ABOUT THIS EXERCISE: Go through the lines below and copy any that hold the string "Open".

DATA SHOWN:
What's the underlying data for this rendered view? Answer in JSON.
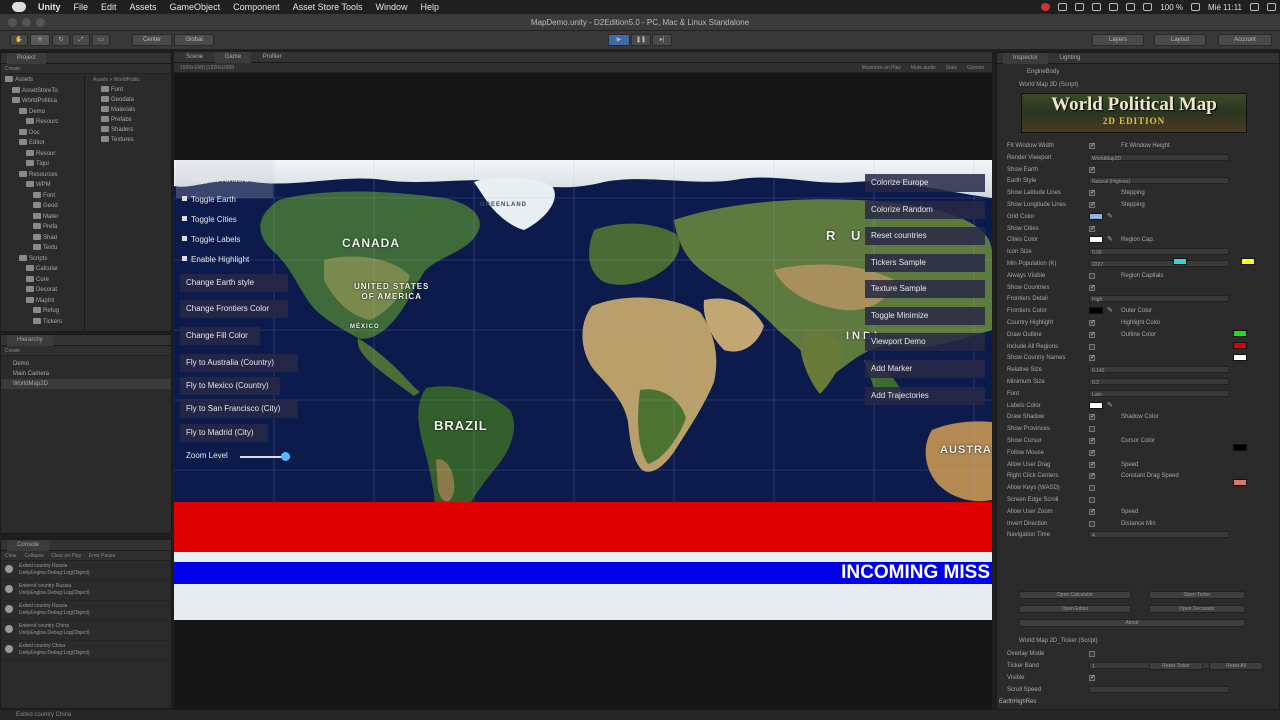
{
  "menubar": {
    "items": [
      "Unity",
      "File",
      "Edit",
      "Assets",
      "GameObject",
      "Component",
      "Asset Store Tools",
      "Window",
      "Help"
    ],
    "battery": "100 %",
    "clock": "Mié 11:11"
  },
  "window": {
    "title": "MapDemo.unity - D2Edition5.0 - PC, Mac & Linux Standalone"
  },
  "toolbar": {
    "pivot": "Center",
    "space": "Global",
    "layers": "Layers",
    "layout": "Layout",
    "account": "Account"
  },
  "project": {
    "tab": "Project",
    "create": "Create",
    "tree": [
      {
        "label": "Assets",
        "indent": 0
      },
      {
        "label": "AssetStoreTo",
        "indent": 1
      },
      {
        "label": "WorldPolitica",
        "indent": 1
      },
      {
        "label": "Demo",
        "indent": 2
      },
      {
        "label": "Resourc",
        "indent": 3
      },
      {
        "label": "Doc",
        "indent": 2
      },
      {
        "label": "Editor",
        "indent": 2
      },
      {
        "label": "Resour",
        "indent": 3
      },
      {
        "label": "Tiqui",
        "indent": 3
      },
      {
        "label": "Resources",
        "indent": 2
      },
      {
        "label": "WPM",
        "indent": 3
      },
      {
        "label": "Font",
        "indent": 4
      },
      {
        "label": "Geod",
        "indent": 4
      },
      {
        "label": "Mater",
        "indent": 4
      },
      {
        "label": "Prefa",
        "indent": 4
      },
      {
        "label": "Shad",
        "indent": 4
      },
      {
        "label": "Textu",
        "indent": 4
      },
      {
        "label": "Scripts",
        "indent": 2
      },
      {
        "label": "Calcular",
        "indent": 3
      },
      {
        "label": "Core",
        "indent": 3
      },
      {
        "label": "Decorat",
        "indent": 3
      },
      {
        "label": "MapInt",
        "indent": 3
      },
      {
        "label": "Refug",
        "indent": 4
      },
      {
        "label": "Tickers",
        "indent": 4
      }
    ],
    "breadcrumb": "Assets > WorldPolitic",
    "folders": [
      "Font",
      "Geodata",
      "Materials",
      "Prefabs",
      "Shaders",
      "Textures"
    ]
  },
  "hierarchy": {
    "tab": "Hierarchy",
    "create": "Create",
    "items": [
      "Demo",
      "Main Camera",
      "WorldMap2D"
    ]
  },
  "console": {
    "tab": "Console",
    "toolbar": [
      "Clear",
      "Collapse",
      "Clear on Play",
      "Error Pause"
    ],
    "logs": [
      {
        "line1": "Exited country Russia",
        "line2": "UnityEngine.Debug:Log(Object)"
      },
      {
        "line1": "Entered country Russia",
        "line2": "UnityEngine.Debug:Log(Object)"
      },
      {
        "line1": "Exited country Russia",
        "line2": "UnityEngine.Debug:Log(Object)"
      },
      {
        "line1": "Entered country China",
        "line2": "UnityEngine.Debug:Log(Object)"
      },
      {
        "line1": "Exited country China",
        "line2": "UnityEngine.Debug:Log(Object)"
      }
    ]
  },
  "views": {
    "tabs": [
      "Scene",
      "Game",
      "Profiler"
    ],
    "resolution": "1920x1080 (1920x1080)",
    "options": [
      "Maximize on Play",
      "Mute audio",
      "Stats",
      "Gizmos"
    ]
  },
  "game": {
    "toggles": [
      "Toggle Frontiers",
      "Toggle Earth",
      "Toggle Cities",
      "Toggle Labels",
      "Enable Highlight"
    ],
    "left_buttons": [
      "Change Earth style",
      "Change Frontiers Color",
      "Change Fill Color",
      "Fly to Australia (Country)",
      "Fly to Mexico (Country)",
      "Fly to San Francisco (City)",
      "Fly to Madrid (City)"
    ],
    "zoom_label": "Zoom Level",
    "zoom_value": 0.9,
    "right_buttons": [
      "Colorize Europe",
      "Colorize Random",
      "Reset countries",
      "Tickers Sample",
      "Texture Sample",
      "Toggle Minimize",
      "Viewport Demo",
      "Add Marker",
      "Add Trajectories"
    ],
    "map_labels": {
      "canada": "CANADA",
      "usa": "UNITED STATES\nOF AMERICA",
      "mexico": "MÉXICO",
      "brazil": "BRAZIL",
      "russia": "R U",
      "india": "INDI",
      "australia": "AUSTRA",
      "greenland": "GREENLAND"
    },
    "ticker_text": "INCOMING MISS"
  },
  "inspector": {
    "tabs": [
      "Inspector",
      "Lighting"
    ],
    "object_name": "EngineBody",
    "component": "World Map 2D (Script)",
    "banner_title": "World Political Map",
    "banner_sub": "2D EDITION",
    "rows": [
      {
        "label": "Fit Window Width",
        "check": true,
        "right": "Fit Window Height"
      },
      {
        "label": "Render Viewport",
        "value": "WorldMap2D"
      },
      {
        "label": "Show Earth",
        "check": true
      },
      {
        "label": "Earth Style",
        "value": "Natural (Highres)"
      },
      {
        "label": "Show Latitude Lines",
        "check": true,
        "right": "Stepping"
      },
      {
        "label": "Show Longitude Lines",
        "check": true,
        "right": "Stepping"
      },
      {
        "label": "Grid Color",
        "swatch": "#8fb5e6"
      },
      {
        "label": "Show Cities",
        "check": true
      },
      {
        "label": "Cities Color",
        "swatch": "#ffffff",
        "right": "Region Cap."
      },
      {
        "label": "Icon Size",
        "value": "0.05"
      },
      {
        "label": "Min Population (K)",
        "value": "2227"
      },
      {
        "label": "Always Visible",
        "check": false,
        "right": "Region Capitals"
      },
      {
        "label": "Show Countries",
        "check": true
      },
      {
        "label": "Frontiers Detail",
        "value": "High"
      },
      {
        "label": "Frontiers Color",
        "swatch": "#000000",
        "right": "Outer Color"
      },
      {
        "label": "Country Highlight",
        "check": true,
        "right": "Highlight Color"
      },
      {
        "label": "Draw Outline",
        "check": true,
        "right": "Outline Color"
      },
      {
        "label": "Include All Regions",
        "check": false
      },
      {
        "label": "Show Country Names",
        "check": true
      },
      {
        "label": "Relative Size",
        "value": "0.142"
      },
      {
        "label": "Minimum Size",
        "value": "0.2"
      },
      {
        "label": "Font",
        "value": "Lato"
      },
      {
        "label": "Labels Color",
        "swatch": "#ffffff"
      },
      {
        "label": "Draw Shadow",
        "check": true,
        "right": "Shadow Color"
      },
      {
        "label": "Show Provinces",
        "check": false
      },
      {
        "label": "Show Cursor",
        "check": true,
        "right": "Cursor Color"
      },
      {
        "label": "Follow Mouse",
        "check": true
      },
      {
        "label": "Allow User Drag",
        "check": true,
        "right": "Speed"
      },
      {
        "label": "Right Click Centers",
        "check": true,
        "right": "Constant Drag Speed"
      },
      {
        "label": "Allow Keys (WASD)",
        "check": false
      },
      {
        "label": "Screen Edge Scroll",
        "check": false
      },
      {
        "label": "Allow User Zoom",
        "check": true,
        "right": "Speed"
      },
      {
        "label": "Invert Direction",
        "check": false,
        "right": "Distance Min"
      },
      {
        "label": "Navigation Time",
        "value": "4"
      }
    ],
    "buttons": [
      "Open Calculator",
      "Open Ticker",
      "Open Editor",
      "Open Decorator",
      "About"
    ],
    "component2": "World Map 2D_Ticker (Script)",
    "rows2": [
      {
        "label": "Overlay Mode",
        "check": false
      },
      {
        "label": "Ticker Band",
        "value": "1"
      },
      {
        "label": "Visible",
        "check": true
      },
      {
        "label": "Scroll Speed",
        "value": ""
      }
    ],
    "rows2_buttons": [
      "Reset Ticker",
      "Reset All"
    ],
    "footer": "EarthHighRes",
    "colors": {
      "region_cap": "#3ad3d3",
      "capital": "#ffff00",
      "outer": "#22dd22",
      "highlight": "#dd0000",
      "outline": "#ffffff",
      "shadow": "#000000",
      "cursor": "#e0756c"
    }
  },
  "status": "Exited country China"
}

FINAL ANSWER:
      "Open Calculator",
      "Open Ticker",
      "Open Editor",
      "Open Decorator",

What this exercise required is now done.